Direct-Acting Antiviral Therapy for Patients with Chronic Hepatitis C Infection and Decompensated Cirrhosis

Dig Dis Sci. 2024 May;69(5):1551-1561. doi: 10.1007/s10620-024-08393-x. Epub 2024 Apr 5.


Patients with chronic hepatitis C virus (HCV) infection and decompensated cirrhosis are an important population for antiviral therapy yet under-represented in clinical trials. HCV direct-acting antiviral (DAA) therapies, unlike interferon-containing regimens, can be safely utilized in decompensated patients. Per guidelines from the American Association for the Study of Liver Diseases (AASLD), therapy of choice in HCV and decompensated cirrhosis is sofosbuvir, an HCV polymerase inhibitor, combined with a replication complex inhibitor (NS5A inhibitor) with or without ribavirin. Combination therapy with a HCV protease inhibitor and an NS5A inhibitor is effective in this population but is specifically not recommended in AASLD guidelines due to safety concerns. Important risk factors for further decompensation during DAA therapy are serum albumin < 3.5 g/dL, MELD (Model for End-Stage Liver Disease) score > 14, or HCV genotype 3 infection. Although sustained virologic response (SVR) is achieved less often in patients with decompensated vs compensated cirrhosis, in clinical studies response rates are > 80%. Both Child-Turcotte-Pugh Class at baseline and viral genotype can affect these response rates. Achieving SVR lowers risk of mortality, but to a lesser extent than in individuals with compensated cirrhosis. Likewise, treating patients for HCV infection along with successful treatment for hepatocellular carcinoma improves risks of both liver-related and overall mortality. In fewer than one third of cases, treating transplant-eligible, HCV-infected patients pre-transplant enables their delisting from transplant wait lists.

Keywords: Child-Turcotte-Pugh class; Hepatocellular carcinoma; Liver transplantation; Model for end-stage liver disease; Sofosbuvir.

Publication types

  • Review

MeSH terms

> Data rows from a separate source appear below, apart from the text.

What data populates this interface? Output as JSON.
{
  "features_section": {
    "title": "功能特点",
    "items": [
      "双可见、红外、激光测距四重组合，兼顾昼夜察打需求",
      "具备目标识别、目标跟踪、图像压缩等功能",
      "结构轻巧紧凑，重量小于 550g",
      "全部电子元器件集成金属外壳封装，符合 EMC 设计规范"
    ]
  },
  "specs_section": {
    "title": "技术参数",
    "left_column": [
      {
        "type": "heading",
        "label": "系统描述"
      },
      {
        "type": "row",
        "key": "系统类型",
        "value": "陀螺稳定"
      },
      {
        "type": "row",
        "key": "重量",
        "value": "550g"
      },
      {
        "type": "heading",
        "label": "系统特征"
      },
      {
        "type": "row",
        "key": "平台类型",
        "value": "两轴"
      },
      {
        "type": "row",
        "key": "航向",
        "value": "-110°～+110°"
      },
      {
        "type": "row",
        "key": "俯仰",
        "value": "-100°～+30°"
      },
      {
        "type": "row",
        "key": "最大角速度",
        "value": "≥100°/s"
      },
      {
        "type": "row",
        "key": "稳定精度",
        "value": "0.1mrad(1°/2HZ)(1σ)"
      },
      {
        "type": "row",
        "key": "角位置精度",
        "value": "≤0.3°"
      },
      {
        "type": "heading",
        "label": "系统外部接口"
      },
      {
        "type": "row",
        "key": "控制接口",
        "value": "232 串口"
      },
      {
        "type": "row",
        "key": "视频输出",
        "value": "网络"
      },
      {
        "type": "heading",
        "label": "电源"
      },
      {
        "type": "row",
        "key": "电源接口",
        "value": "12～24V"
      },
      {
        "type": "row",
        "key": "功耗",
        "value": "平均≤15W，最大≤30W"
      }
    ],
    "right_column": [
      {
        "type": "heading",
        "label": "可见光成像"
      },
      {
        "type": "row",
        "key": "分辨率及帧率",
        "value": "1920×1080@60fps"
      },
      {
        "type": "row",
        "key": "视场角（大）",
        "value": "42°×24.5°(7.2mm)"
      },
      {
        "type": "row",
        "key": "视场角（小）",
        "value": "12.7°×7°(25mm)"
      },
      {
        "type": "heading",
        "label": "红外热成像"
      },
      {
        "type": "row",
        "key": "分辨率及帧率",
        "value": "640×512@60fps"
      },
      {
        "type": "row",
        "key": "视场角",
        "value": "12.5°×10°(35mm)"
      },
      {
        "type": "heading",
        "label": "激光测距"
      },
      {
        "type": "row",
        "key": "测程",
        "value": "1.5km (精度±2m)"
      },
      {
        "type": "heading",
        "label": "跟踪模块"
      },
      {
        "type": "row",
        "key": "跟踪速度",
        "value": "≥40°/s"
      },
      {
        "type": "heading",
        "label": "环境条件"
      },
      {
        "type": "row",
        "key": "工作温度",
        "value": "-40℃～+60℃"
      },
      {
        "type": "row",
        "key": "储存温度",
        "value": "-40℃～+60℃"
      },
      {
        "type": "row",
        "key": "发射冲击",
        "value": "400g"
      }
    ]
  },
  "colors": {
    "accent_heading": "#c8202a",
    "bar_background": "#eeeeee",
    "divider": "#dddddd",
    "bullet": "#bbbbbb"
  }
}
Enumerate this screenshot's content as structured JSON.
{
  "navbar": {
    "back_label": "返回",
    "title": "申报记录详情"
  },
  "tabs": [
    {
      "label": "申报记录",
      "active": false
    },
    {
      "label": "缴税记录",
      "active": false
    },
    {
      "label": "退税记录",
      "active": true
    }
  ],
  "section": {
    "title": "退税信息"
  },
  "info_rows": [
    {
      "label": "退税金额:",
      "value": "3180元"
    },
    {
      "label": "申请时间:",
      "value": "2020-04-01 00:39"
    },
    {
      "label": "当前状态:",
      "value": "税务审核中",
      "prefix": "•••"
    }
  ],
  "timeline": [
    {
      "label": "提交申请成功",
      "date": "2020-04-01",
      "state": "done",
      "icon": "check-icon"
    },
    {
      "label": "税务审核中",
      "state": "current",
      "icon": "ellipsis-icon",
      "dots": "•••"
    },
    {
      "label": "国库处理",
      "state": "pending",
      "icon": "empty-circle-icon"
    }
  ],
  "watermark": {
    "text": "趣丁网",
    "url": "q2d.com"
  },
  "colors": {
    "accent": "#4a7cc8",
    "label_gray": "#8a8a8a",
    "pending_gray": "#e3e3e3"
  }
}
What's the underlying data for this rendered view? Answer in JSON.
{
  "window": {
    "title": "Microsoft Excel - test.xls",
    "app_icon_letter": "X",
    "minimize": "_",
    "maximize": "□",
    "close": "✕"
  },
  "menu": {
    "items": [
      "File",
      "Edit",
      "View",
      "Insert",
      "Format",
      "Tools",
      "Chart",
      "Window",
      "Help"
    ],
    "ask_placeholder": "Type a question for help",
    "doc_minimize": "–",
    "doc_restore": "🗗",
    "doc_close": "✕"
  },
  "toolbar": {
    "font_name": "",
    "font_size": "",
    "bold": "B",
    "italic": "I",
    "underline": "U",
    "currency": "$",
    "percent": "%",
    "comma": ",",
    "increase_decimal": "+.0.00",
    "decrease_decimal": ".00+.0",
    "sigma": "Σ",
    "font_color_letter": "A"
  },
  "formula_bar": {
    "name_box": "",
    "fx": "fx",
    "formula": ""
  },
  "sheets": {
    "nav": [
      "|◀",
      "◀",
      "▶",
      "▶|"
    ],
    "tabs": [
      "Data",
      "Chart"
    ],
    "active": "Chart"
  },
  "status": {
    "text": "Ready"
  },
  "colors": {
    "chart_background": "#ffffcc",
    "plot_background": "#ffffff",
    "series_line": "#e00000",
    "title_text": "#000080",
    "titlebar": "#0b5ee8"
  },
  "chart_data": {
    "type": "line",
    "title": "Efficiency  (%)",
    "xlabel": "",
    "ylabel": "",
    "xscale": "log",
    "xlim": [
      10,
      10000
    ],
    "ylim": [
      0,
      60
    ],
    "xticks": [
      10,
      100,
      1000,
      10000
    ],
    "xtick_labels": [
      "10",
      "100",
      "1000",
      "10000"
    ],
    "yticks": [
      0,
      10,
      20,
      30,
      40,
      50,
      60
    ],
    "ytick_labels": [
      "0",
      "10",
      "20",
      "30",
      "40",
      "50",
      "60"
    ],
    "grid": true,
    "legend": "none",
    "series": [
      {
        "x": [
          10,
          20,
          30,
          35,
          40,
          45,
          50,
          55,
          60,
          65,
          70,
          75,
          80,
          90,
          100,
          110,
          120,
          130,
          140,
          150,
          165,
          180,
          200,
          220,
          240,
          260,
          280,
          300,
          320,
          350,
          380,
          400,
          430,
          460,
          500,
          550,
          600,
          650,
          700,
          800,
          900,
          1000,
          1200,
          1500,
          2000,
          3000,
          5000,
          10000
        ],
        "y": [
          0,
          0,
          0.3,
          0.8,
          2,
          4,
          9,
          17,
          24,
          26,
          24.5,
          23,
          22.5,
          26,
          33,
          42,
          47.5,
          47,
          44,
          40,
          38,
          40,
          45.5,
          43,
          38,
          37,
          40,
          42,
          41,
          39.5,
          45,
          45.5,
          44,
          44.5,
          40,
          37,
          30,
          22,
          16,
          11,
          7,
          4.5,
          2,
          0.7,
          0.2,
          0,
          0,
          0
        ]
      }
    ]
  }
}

  • Antiviral Agents* / therapeutic use
  • Drug Therapy, Combination
  • Hepacivirus / drug effects
  • Hepacivirus / genetics
  • Hepatitis C, Chronic* / complications
  • Hepatitis C, Chronic* / drug therapy
  • Humans
  • Liver Cirrhosis* / drug therapy
  • Liver Cirrhosis* / virology
  • Sofosbuvir / therapeutic use
  • Sustained Virologic Response